■ Action item ■
The result should be an exact copy of the entries below, free of pictures.

■ Information shown ■
%%
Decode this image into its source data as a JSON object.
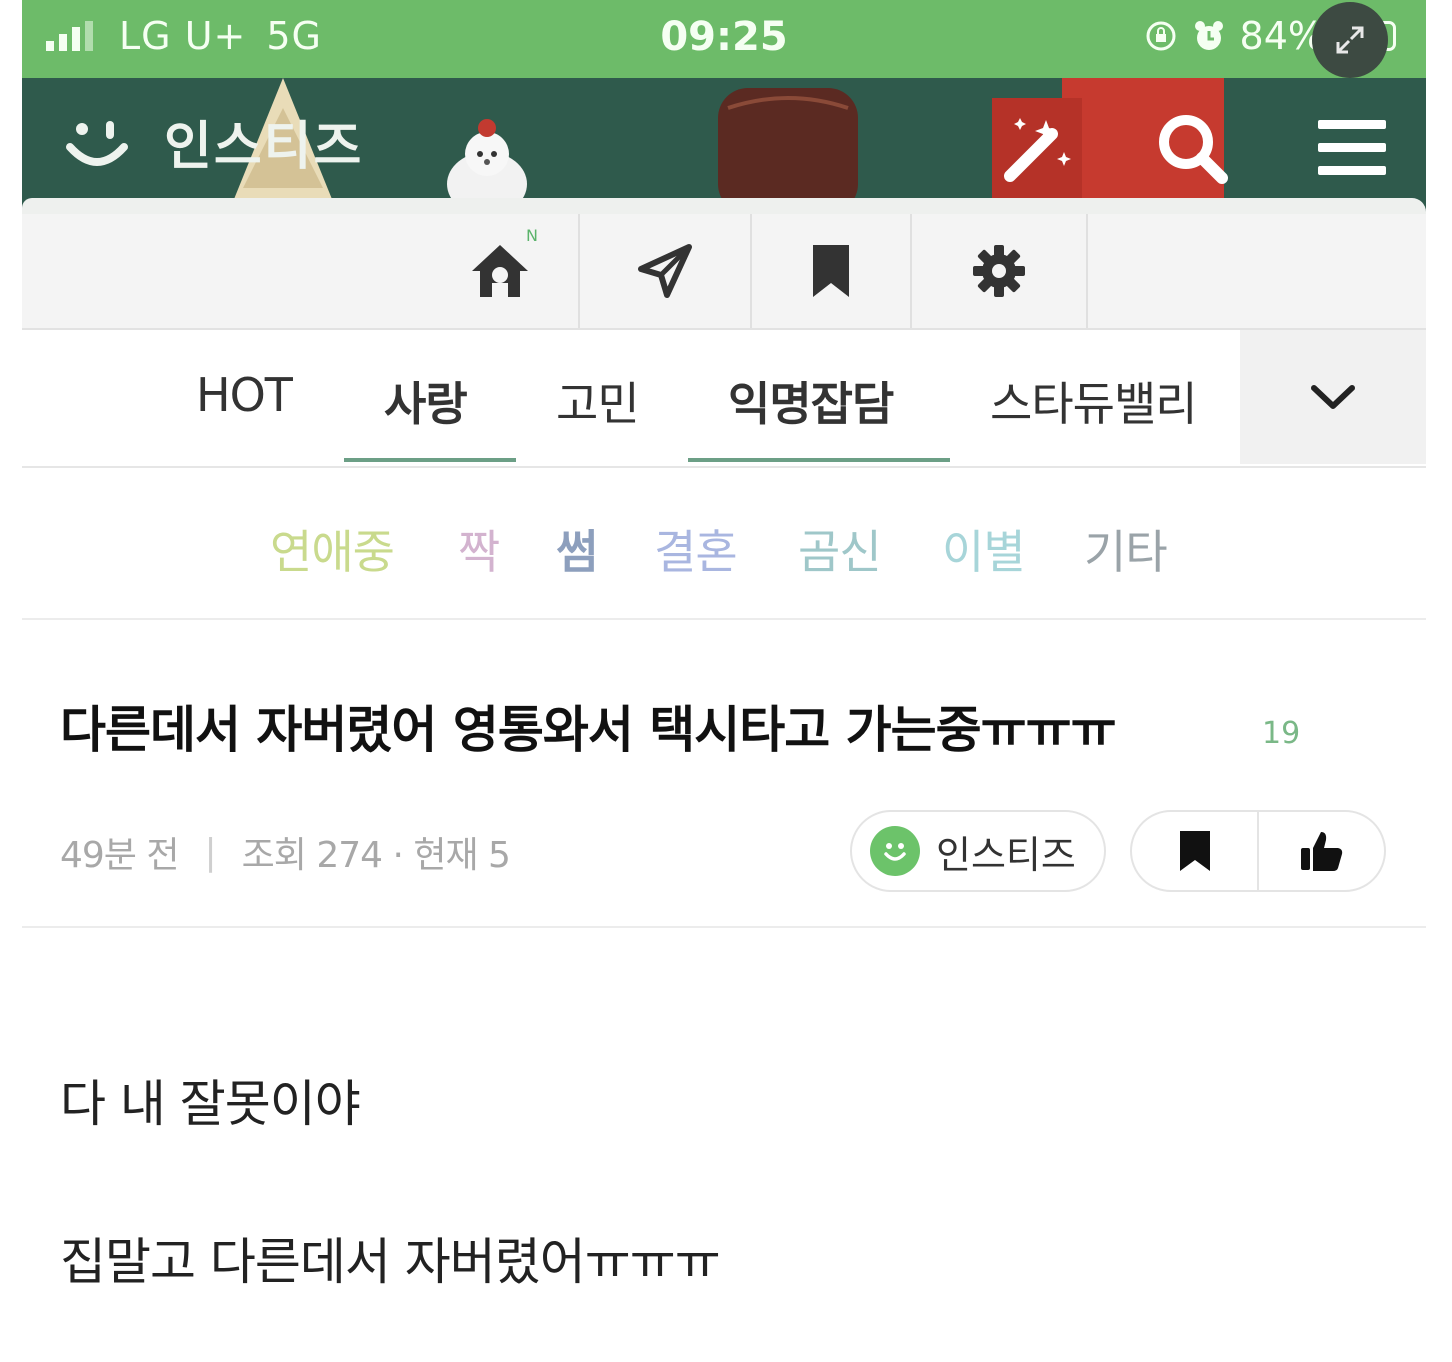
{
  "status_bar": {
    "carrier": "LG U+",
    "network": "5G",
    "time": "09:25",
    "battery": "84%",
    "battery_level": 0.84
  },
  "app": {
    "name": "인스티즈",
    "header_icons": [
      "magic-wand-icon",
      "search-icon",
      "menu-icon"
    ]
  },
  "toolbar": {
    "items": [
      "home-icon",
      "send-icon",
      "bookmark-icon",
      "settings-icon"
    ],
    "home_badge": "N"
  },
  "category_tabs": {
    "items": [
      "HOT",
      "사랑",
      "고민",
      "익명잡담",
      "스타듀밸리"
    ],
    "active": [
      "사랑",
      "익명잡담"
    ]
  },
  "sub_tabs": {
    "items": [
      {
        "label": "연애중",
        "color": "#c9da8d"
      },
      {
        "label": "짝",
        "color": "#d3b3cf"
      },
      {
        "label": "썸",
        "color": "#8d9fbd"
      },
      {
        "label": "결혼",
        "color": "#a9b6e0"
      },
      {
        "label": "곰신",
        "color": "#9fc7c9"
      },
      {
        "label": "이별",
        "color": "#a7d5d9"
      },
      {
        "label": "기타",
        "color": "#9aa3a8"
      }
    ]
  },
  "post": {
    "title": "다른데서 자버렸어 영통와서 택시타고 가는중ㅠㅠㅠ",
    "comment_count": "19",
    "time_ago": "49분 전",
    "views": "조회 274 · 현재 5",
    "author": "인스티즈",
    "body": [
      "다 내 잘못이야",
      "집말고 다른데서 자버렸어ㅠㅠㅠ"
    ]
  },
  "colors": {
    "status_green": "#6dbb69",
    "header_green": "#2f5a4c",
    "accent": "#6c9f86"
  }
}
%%
■ Result ■
Decode this image into its source data as a JSON object.
{
  "status_bar": {
    "carrier": "LG U+",
    "network": "5G",
    "time": "09:25",
    "battery": "84%",
    "battery_level": 0.84
  },
  "app": {
    "name": "인스티즈",
    "header_icons": [
      "magic-wand-icon",
      "search-icon",
      "menu-icon"
    ]
  },
  "toolbar": {
    "items": [
      "home-icon",
      "send-icon",
      "bookmark-icon",
      "settings-icon"
    ],
    "home_badge": "N"
  },
  "category_tabs": {
    "items": [
      "HOT",
      "사랑",
      "고민",
      "익명잡담",
      "스타듀밸리"
    ],
    "active": [
      "사랑",
      "익명잡담"
    ]
  },
  "sub_tabs": {
    "items": [
      {
        "label": "연애중",
        "color": "#c9da8d"
      },
      {
        "label": "짝",
        "color": "#d3b3cf"
      },
      {
        "label": "썸",
        "color": "#8d9fbd"
      },
      {
        "label": "결혼",
        "color": "#a9b6e0"
      },
      {
        "label": "곰신",
        "color": "#9fc7c9"
      },
      {
        "label": "이별",
        "color": "#a7d5d9"
      },
      {
        "label": "기타",
        "color": "#9aa3a8"
      }
    ]
  },
  "post": {
    "title": "다른데서 자버렸어 영통와서 택시타고 가는중ㅠㅠㅠ",
    "comment_count": "19",
    "time_ago": "49분 전",
    "views": "조회 274 · 현재 5",
    "author": "인스티즈",
    "body": [
      "다 내 잘못이야",
      "집말고 다른데서 자버렸어ㅠㅠㅠ"
    ]
  },
  "colors": {
    "status_green": "#6dbb69",
    "header_green": "#2f5a4c",
    "accent": "#6c9f86"
  }
}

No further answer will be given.